July 16th-July 26th, 2018

All lectures to be held in **Lunt 105**. Click here for a campus map.

Monday, July 16 | Tuesday, July 17 | Wednesday, July 18 | Thursday, July 19 | Friday, July 20 | Saturday, July 21 | |

9.00am - 10.30am | Lalley | Lalley | Quastel | Quastel | Quastel | Gorin |

11.00am - 12.00pm | Problem Session (Lalley) | Problem Session (Lalley) | Lalley | Problem Session (Quastel) | Problem Session (Quastel) | Lalley |

2.00pm - 3.30pm | Gorin | Gorin | Free afternoon | Gorin | Lalley | Free afternoon |

4.00pm - 5.00pm | Steve Zelditch (Special lecture) | Problem Session (Gorin) | Free afternoon | Problem Session (Gorin) | Problem Session (Lalley) | Free afternoon |

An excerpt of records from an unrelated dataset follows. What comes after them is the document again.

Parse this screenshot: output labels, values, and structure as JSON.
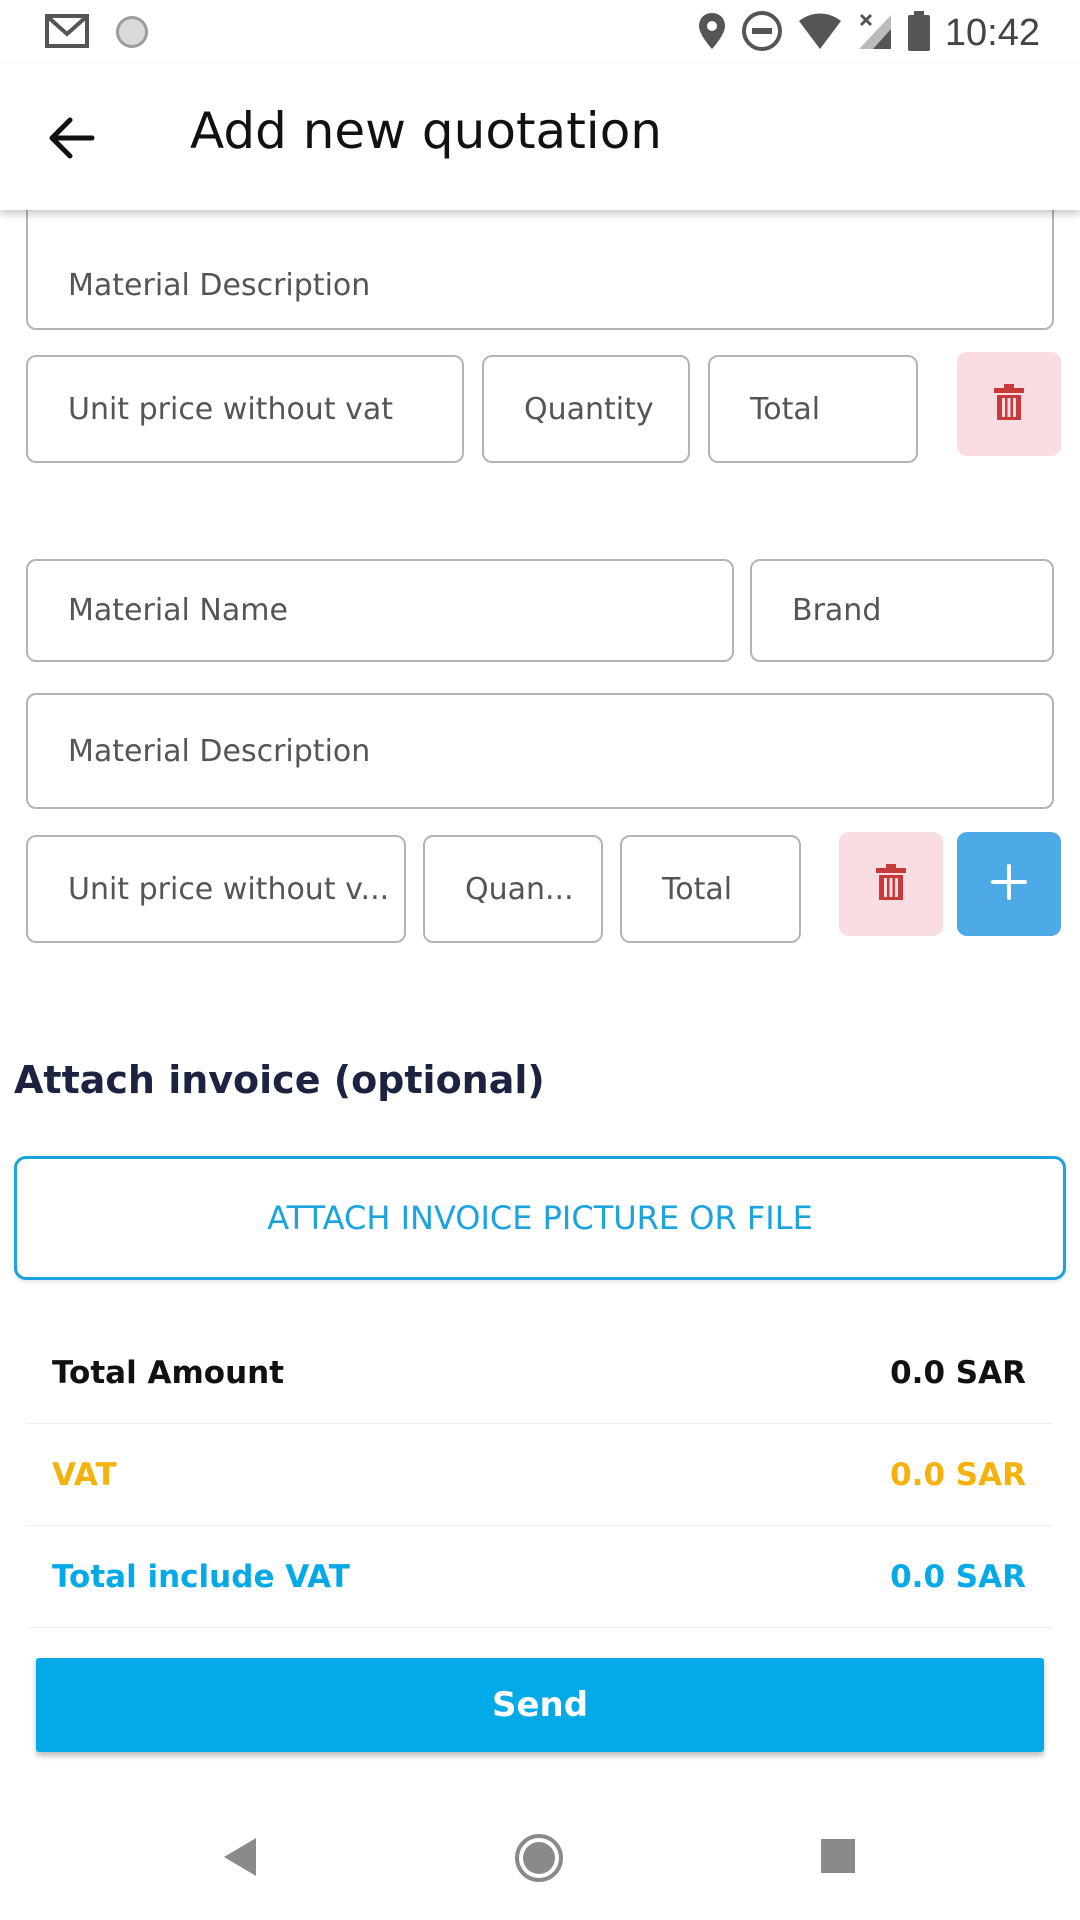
{
  "status_bar": {
    "time": "10:42",
    "left_icons": [
      "gmail-icon",
      "sync-icon"
    ],
    "right_icons": [
      "location-icon",
      "do-not-disturb-icon",
      "wifi-icon",
      "signal-icon",
      "battery-icon"
    ]
  },
  "app_bar": {
    "back_icon": "arrow-back-icon",
    "title": "Add new quotation"
  },
  "item1": {
    "description_placeholder": "Material Description",
    "unit_price_placeholder": "Unit price without vat",
    "quantity_placeholder": "Quantity",
    "total_placeholder": "Total",
    "delete_icon": "trash-icon"
  },
  "item2": {
    "name_placeholder": "Material Name",
    "brand_placeholder": "Brand",
    "description_placeholder": "Material Description",
    "unit_price_placeholder": "Unit price without v...",
    "quantity_placeholder": "Quan...",
    "total_placeholder": "Total",
    "delete_icon": "trash-icon",
    "add_icon": "plus-icon"
  },
  "attach": {
    "section_title": "Attach invoice (optional)",
    "button_label": "ATTACH INVOICE PICTURE OR FILE"
  },
  "summary": {
    "total_label": "Total Amount",
    "total_value": "0.0 SAR",
    "vat_label": "VAT",
    "vat_value": "0.0 SAR",
    "total_vat_label": "Total include VAT",
    "total_vat_value": "0.0 SAR"
  },
  "send_label": "Send",
  "colors": {
    "accent": "#04a9e7",
    "vat": "#f5b10c",
    "delete_bg": "#f9dde3",
    "delete_icon": "#c73a3a",
    "add_bg": "#4eaae6"
  },
  "nav_bar": {
    "icons": [
      "nav-back-icon",
      "nav-home-icon",
      "nav-recents-icon"
    ]
  }
}
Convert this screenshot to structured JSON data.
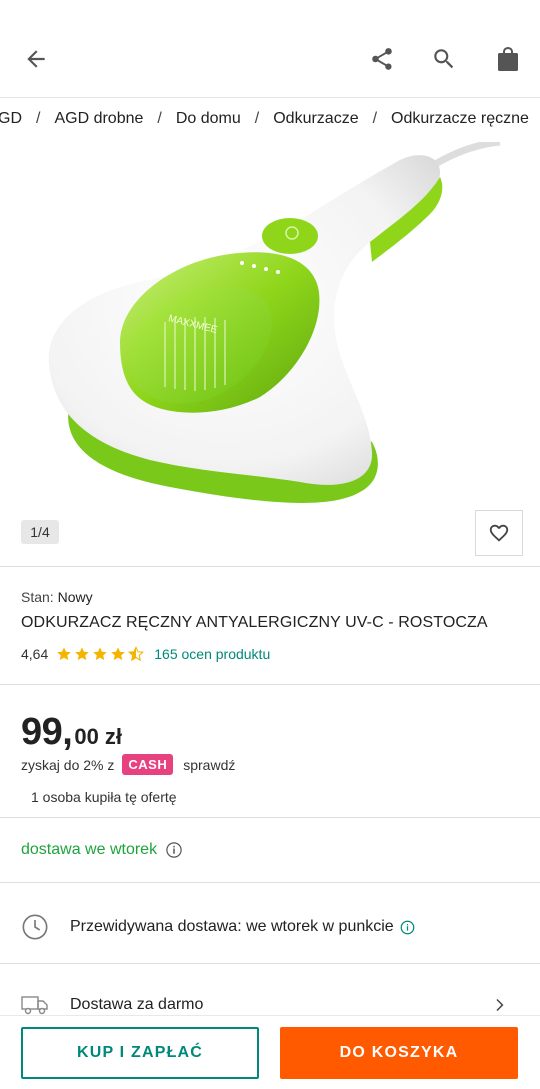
{
  "breadcrumb": [
    "GD",
    "AGD drobne",
    "Do domu",
    "Odkurzacze",
    "Odkurzacze ręczne"
  ],
  "gallery": {
    "counter": "1/4",
    "brand_text": "MAXXMEE"
  },
  "product": {
    "stan_label": "Stan:",
    "stan_value": "Nowy",
    "title": "ODKURZACZ RĘCZNY ANTYALERGICZNY UV-C - ROSTOCZA",
    "rating": "4,64",
    "rating_value": 4.64,
    "rating_max": 5,
    "reviews": "165 ocen produktu"
  },
  "price": {
    "integer": "99,",
    "decimal": "00 zł",
    "cashback_text": "zyskaj do 2% z",
    "cash_badge": "CASH",
    "cashback_link": "sprawdź",
    "bought": "1 osoba kupiła tę ofertę"
  },
  "delivery": {
    "headline": "dostawa we wtorek",
    "expected": "Przewidywana dostawa: we wtorek w punkcie",
    "free": "Dostawa za darmo"
  },
  "actions": {
    "buy": "KUP I ZAPŁAĆ",
    "cart": "DO KOSZYKA"
  },
  "colors": {
    "teal": "#00897b",
    "orange": "#ff5a00",
    "green": "#1ea43c",
    "cash": "#e8417f",
    "star": "#f5b400"
  }
}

Monday July 16, 5.15pm there will be Pizza in the Mathematics Department Common Room, 2nd floor Lunt Hall

Monday, July 23 | Tuesday, July 24 | Wednesday, July 25 | Thursday, July 26 | |

9.00am - 10.30am | Kosygina/Matic | Kosygina/Matic | Kosygina/Matic | Kosygina/Matic |

11.00am - 12.00pm | Bakhtin | Problem Session (Bakthin) | Problem Session (Kosygina) | Bakhtin |

2.00pm - 3.30pm | Bakhtin | Bakhtin | Bakhtin | Free afternoon |

4.00pm - 5.00pm | Problem Session (Kosygina) | Problem Session (Kosygina) | Problem Session (Bakthin) | Free afternoon |

**Yuri Bakhtin** (Courant Institute). *Title:* Ergodic theory of the stochastic Burgers equation

Problem set

This course will be based on the following research papers: Space-time stationary solutions for the Burgers equation Inviscid Burgers equation with random kick forcing in noncompact setting Thermodynamic limit for directed polymers and stationary solutions of the Burgers equation Zero temperature limit for directed polymers and inviscid limit for stationary solutions of stochastic Burgers equation

**Vadim Gorin** (MIT). *Title:* Tilings, matrices, and representations through Schur generating functions

Problem Set 1

Problem Set 2

**Elena Kosygina and Ivan Matic** (CUNY - Baruch College). *Title:* Large deviations through examples.

Lecture 1

Lecture 2

Lecture 3

Lecture 4

Problem Set 1

Problem Set 2

Problem Set 3

**Steve Lalley** (University of Chicago). *Title:* Random Walks on Infinite Discrete Groups

Problem Set 1

Problem Set 2

**Jeremy Quastel** (Toronto). *Title:* TASEP and the KPZ fixed point

Special Lecture: **Steve Zelditch ** (Northwestern) *Title:* Complex zeros of random polynomials.

Abstract: A random polynomial is a polynomial $p_N(z) = \sum_{k=0}^N a_k z^k$ of one complex variable whose coefficients $a_k$ are random variables. Mark Kac introduced the simplest Gaussian random polynomial in the 50's, where the $a_k$ are i.i.d. N(0,1). Kac and Hammersley studied the zeros of $p_N(z)$ and found that the complex zeros cluster around the unit circle. My talk is devoted to the question: what in the Kac-Hammersley definition of of $a_k$ caused this strange distribution of zeros? Could we have designed the random variables $a_k$ to get any distribution of zeros?

Lecture Notes